Founder of Swarm, Leslie Oschmann specialises in making homeware and accessories from found objects. Seeking out vintage treasures from Dutch markets, French homes or Belgian antique shops, her aim is always to create something unexpected and beautiful.
Visual Director for US Anthropologie for 8 years, she was inspired by the beauty and possibilities in reclaimed objects from Europe. Now based in Amsterdam, Oschmann endeavours to preserve natural charm, reveal new use and create upcycled furniture and bespoke designs made from overlooked paintings and flea market finds.
What was your background before setting up Swarm?
Most of my work experience has been in display and merchandising. I worked for several small specialty shops and then Conran-Habitat in the US. My last “real” job was for Anthropologie. When I started out as visual manager in Seattle, WA the company had just 10 stores. Towards the end I was Visual Director, based in their home office in Philadelphia, PA. Great experience and one of my best customers!
What was the first thing you ever made from reclaimed materials?
The first thing I made was an altered painting. I have always loved going to markets and when I moved to Europe, a whole new world of finds opened up to me. Paintings were in abundance – Holland being the land of painters I suppose. I bought several – some better than others. Then I began to think about altering them. If it was a portrait for example, I would take a portion of the collar out and replace it by stitching on a vintage 60’s scarf
How would you describe the Swarm aesthetic?
Unexpected materials utilised in everyday objects.
What found objects are best to work with and why?
Something worn, with a bit of age. I like natural patina. Something with a bit of soul. I enjoy making something old, new again.
What do you think constitutes good design?

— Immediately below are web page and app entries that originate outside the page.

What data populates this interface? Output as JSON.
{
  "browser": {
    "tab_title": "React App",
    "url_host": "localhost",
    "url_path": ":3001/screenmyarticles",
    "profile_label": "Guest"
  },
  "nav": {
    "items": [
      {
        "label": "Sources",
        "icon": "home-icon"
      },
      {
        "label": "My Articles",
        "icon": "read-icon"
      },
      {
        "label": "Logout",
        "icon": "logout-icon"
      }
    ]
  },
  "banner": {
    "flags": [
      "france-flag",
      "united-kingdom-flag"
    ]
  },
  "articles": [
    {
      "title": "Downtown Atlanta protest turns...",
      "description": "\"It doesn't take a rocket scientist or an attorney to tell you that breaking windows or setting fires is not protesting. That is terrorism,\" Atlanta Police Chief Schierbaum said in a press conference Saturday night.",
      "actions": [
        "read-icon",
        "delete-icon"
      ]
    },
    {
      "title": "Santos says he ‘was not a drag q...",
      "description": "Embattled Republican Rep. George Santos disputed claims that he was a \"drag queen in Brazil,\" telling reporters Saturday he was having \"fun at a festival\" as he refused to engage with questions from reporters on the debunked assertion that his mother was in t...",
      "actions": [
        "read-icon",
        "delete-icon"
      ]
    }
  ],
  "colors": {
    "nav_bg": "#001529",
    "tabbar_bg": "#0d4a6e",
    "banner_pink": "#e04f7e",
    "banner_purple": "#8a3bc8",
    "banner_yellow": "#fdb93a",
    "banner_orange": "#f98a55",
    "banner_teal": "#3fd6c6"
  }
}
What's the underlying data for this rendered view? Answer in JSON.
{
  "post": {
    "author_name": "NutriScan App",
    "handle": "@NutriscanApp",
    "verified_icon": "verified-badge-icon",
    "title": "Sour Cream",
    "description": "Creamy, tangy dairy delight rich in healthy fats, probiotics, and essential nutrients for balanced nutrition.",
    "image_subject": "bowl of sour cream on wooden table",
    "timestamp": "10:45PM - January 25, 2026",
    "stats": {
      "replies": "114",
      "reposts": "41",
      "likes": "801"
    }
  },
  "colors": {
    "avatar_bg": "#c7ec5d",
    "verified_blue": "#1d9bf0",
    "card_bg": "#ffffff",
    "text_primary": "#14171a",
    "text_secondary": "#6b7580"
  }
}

That’s all in the eye of the beholder! What I personally like is a design with a story – a bit conceptual, a bit practical. Too conceptual and it goes over your head – too practical it’s boring. A nice balance of both is hard to find – but great when you do.